Today’s an important day for gay rights in the U.S., and with that occasion in mind I’m going to share the marriage equality statement we incorporated into our wedding ceremony.
But first, I have a shameful confession: I didn’t want a marriage equality statement in our wedding ceremony.
Don’t get me wrong, I support marriage equality. And I did want to do something to recognize the absurdity that we’re getting married in a country and a commonwealth that wouldn’t even let all the people standing up with me at my wedding marry who they want. I couldn’t let that injustice get off entirely.
But all I wanted to do was spill a drop from our kiddush cup, which is something I adopted from Becca, who found the idea on So You’re EnGAYged. In my vision of the ceremony, we weren’t going to say anything about it, we were just going to do it, and if people asked why later, we’d tell them.
I bullshitted that we should keep our politics to ourselves. I made the comparison to how awful I would find it if I went to a Catholic wedding and the homily was about how gay marriage has to be stopped (this has never happened to me, but I would be shocked if it has never happened. Someone told me about a Christmas Mass that was all about how gay marriage has to be stopped. Buh.)
But that notion is crap. Marriage equality is not politics, it is justice. And really, I was stretching to justify my silence when it was really motivated by my own chicken-shittedness. I had two particular guests in mind, people incredibly important to me, surrogate-parent types. I love them even though they belong to a church that hates gay people. And I was afraid they would walk out, or even just be upset with me, for putting a message of equality in my wedding ceremony. When I type it out that way, it seems so absurd, but I suspect that if you have intolerant loved ones you can relate to that fear.
These people ended up unable to make my wedding, which made me cry myself to sleep, because see above re: surrogate parents. And the next day, searching for some kind of silver lining, I said, “Well, fuck it: we’re going to say something about gay marriage.” [So you know I really am not kidding about how all my justifications for a subtle recognition of marriage equality were complete and utter crap.]
This is the language we used in our ceremony. It is the only part of the ceremony I didn’t write (well, other than the prayers and legally required language and a few other things I lifted from this book and all your ceremonies and never mind), because there were only a couple days left until the wedding and I was otherwise occupied. Our Wedding MC Scott Ginsberg wrote it for us. [He's written a dozen books in ten years or something, so writing this paragraph was a total cakewalk for him.] I love what he wrote:
“In addition to sharing this wine as a blessing, Robin and Collin will also be spilling a drop of wine in recognition of those couples who cannot marry. This act honors the couples whose love is true, whose commitment is real, but who are not given the same rights as people as fortunate as Robin and Collin. This is not just a drop of wine, but a drop of hope, that someday soon those couple too will be able to experience this kind of awesomeness.”
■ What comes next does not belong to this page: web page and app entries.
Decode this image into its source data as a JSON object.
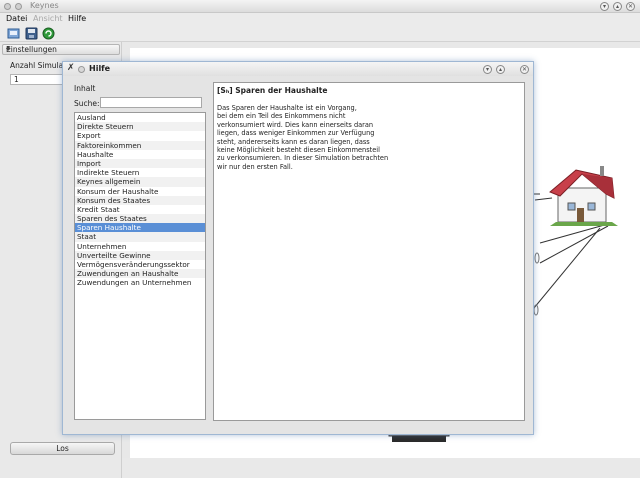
{
  "window": {
    "title": "Keynes"
  },
  "menu": {
    "items": [
      "Datei",
      "Ansicht",
      "Hilfe"
    ]
  },
  "left_panel": {
    "settings_combo": "Einstellungen",
    "sim_label": "Anzahl Simulat",
    "sim_value": "1",
    "run_button": "Los"
  },
  "help": {
    "title": "Hilfe",
    "inhalt_label": "Inhalt",
    "search_label": "Suche:",
    "search_value": "",
    "topics": [
      "Ausland",
      "Direkte Steuern",
      "Export",
      "Faktoreinkommen",
      "Haushalte",
      "Import",
      "Indirekte Steuern",
      "Keynes allgemein",
      "Konsum der Haushalte",
      "Konsum des Staates",
      "Kredit Staat",
      "Sparen des Staates",
      "Sparen Haushalte",
      "Staat",
      "Unternehmen",
      "Unverteilte Gewinne",
      "Vermögensveränderungssektor",
      "Zuwendungen an Haushalte",
      "Zuwendungen an Unternehmen"
    ],
    "selected_index": 12,
    "content_title": "[Sₕ] Sparen der Haushalte",
    "content_text": "Das Sparen der Haushalte ist ein Vorgang,\nbei dem ein Teil des Einkommens nicht\nverkonsumiert wird. Dies kann einerseits daran\nliegen, dass weniger Einkommen zur Verfügung\nsteht, andererseits kann es daran liegen, dass\nkeine Möglichkeit besteht diesen Einkommensteil\nzu verkonsumieren. In dieser Simulation betrachten\nwir nur den ersten Fall."
  },
  "icons": {
    "new": "new-document-icon",
    "save": "save-disk-icon",
    "run": "refresh-green-icon"
  },
  "colors": {
    "selection": "#5a8fd6",
    "dialog_border": "#9fb7d3",
    "roof": "#c8404a"
  }
}
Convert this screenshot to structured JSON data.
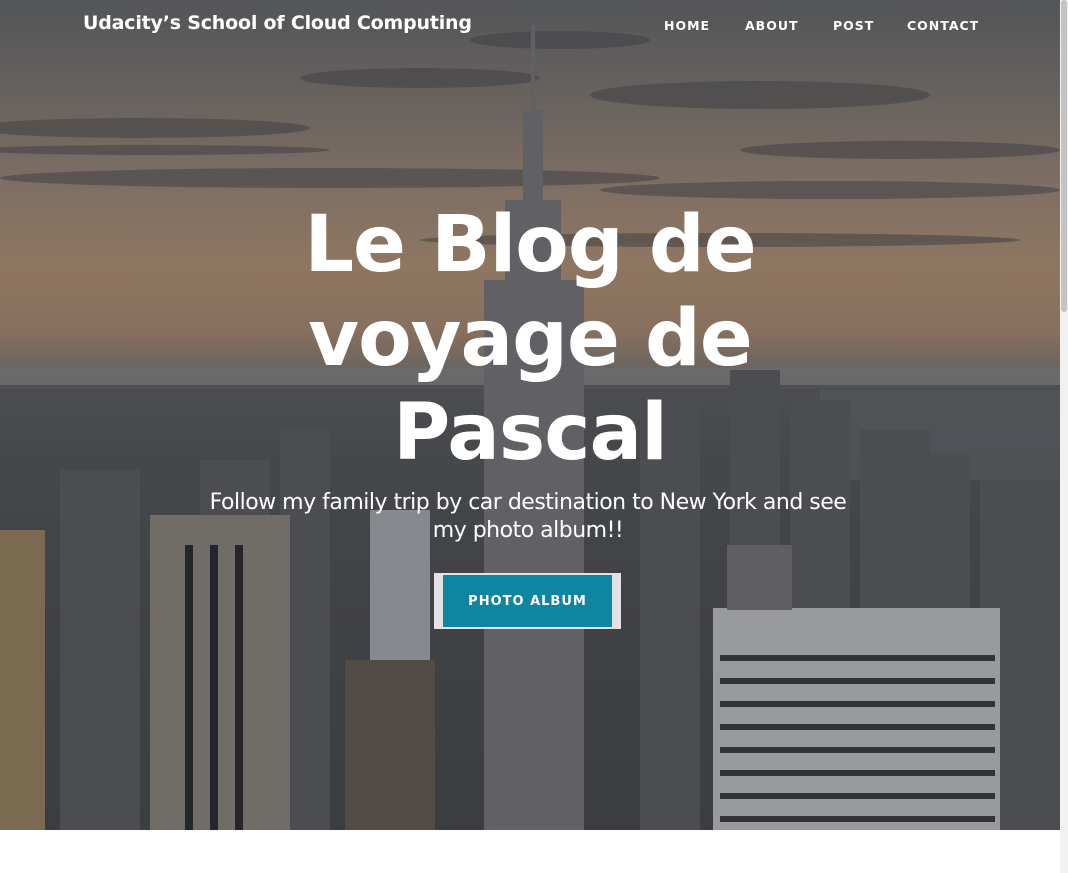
{
  "header": {
    "brand": "Udacity’s School of Cloud Computing",
    "nav": [
      "HOME",
      "ABOUT",
      "POST",
      "CONTACT"
    ]
  },
  "hero": {
    "title": "Le Blog de voyage de Pascal",
    "subtitle": "Follow my family trip by car destination to New York and see my photo album!!",
    "button_label": "PHOTO ALBUM",
    "background_image": "New York City skyline at dusk with the Empire State Building"
  },
  "colors": {
    "button": "#0f85a0",
    "button_border": "#e2e2e2",
    "text": "#ffffff"
  }
}
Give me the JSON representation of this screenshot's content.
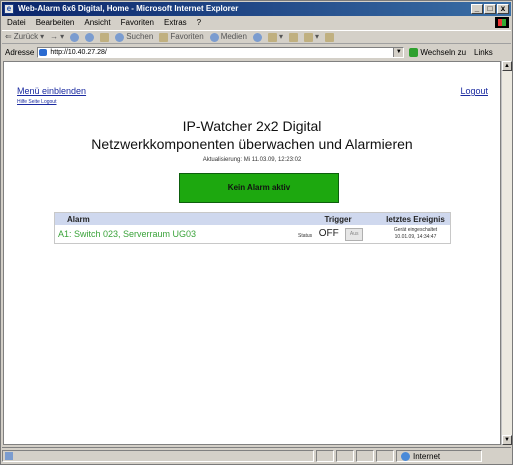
{
  "window": {
    "title": "Web-Alarm 6x6 Digital, Home - Microsoft Internet Explorer",
    "controls": [
      "_",
      "□",
      "x"
    ]
  },
  "menu": [
    "Datei",
    "Bearbeiten",
    "Ansicht",
    "Favoriten",
    "Extras",
    "?"
  ],
  "toolbar": {
    "back": "Zurück",
    "search": "Suchen",
    "favorites": "Favoriten",
    "media": "Medien"
  },
  "address": {
    "label": "Adresse",
    "value": "http://10.40.27.28/",
    "go": "Wechseln zu",
    "links": "Links"
  },
  "page": {
    "menu_link": "Menü einblenden",
    "sub_links": "Hilfe  Seite Logout",
    "logout": "Logout",
    "title": "IP-Watcher 2x2 Digital",
    "subtitle": "Netzwerkkomponenten überwachen und Alarmieren",
    "update": "Aktualisierung: Mi 11.03.09, 12:23:02",
    "status": "Kein Alarm aktiv"
  },
  "table": {
    "headers": [
      "Alarm",
      "Trigger",
      "letztes Ereignis"
    ],
    "rows": [
      {
        "name": "A1: Switch 023, Serverraum UG03",
        "trigger_label": "Status",
        "trigger_value": "OFF",
        "trigger_button": "Aus",
        "event_line1": "Gerät eingeschaltet",
        "event_line2": "10.01.09, 14:34:47"
      }
    ]
  },
  "status": {
    "zone": "Internet"
  },
  "colors": {
    "title_bar": "#0a246a",
    "status_ok": "#1da80f",
    "link": "#1a2aa0",
    "table_header": "#cfd8ee",
    "alarm_text": "#3aa33a"
  }
}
I took a drop of wine out with my fingertip, the way you do at seder, but Collin surmised that too many people in the audience would not understand that, so he actually tipped the glass and poured some wine onto the carpet [SIDEBAR to our venue: I AM SORRY! IT WAS WHITE WINE!] This prompted at least two people in my bridal hootenanny to turn to their neighbor and whisper, “One for my homos,” because my friends are incorrigible.
It felt right. It belonged in our ceremony, even if it is only a gesture.
A few weeks later, my first-cousin-once-removed’s wife died very suddenly. I sent him a note with my sympathies, mentioning how happy I am that I got to see her one last time at my wedding. He responded, telling me how much Rose had loved our wedding, and shared that they found the acknowledgement of marriage inequality particularly touching because they have a gay son. [Which I didn't know, they have A LOT of kids and I haven't met any of them.] It made me sad to know that I almost missed one of my last chances to show Rose my love because of my own cowardice.
So yes, marriage equality statements in straight people’s wedding ceremonies are mere gestures. Gay people still can’t marry the partner of their choosing in Pennsylvania. But even gestures mean something.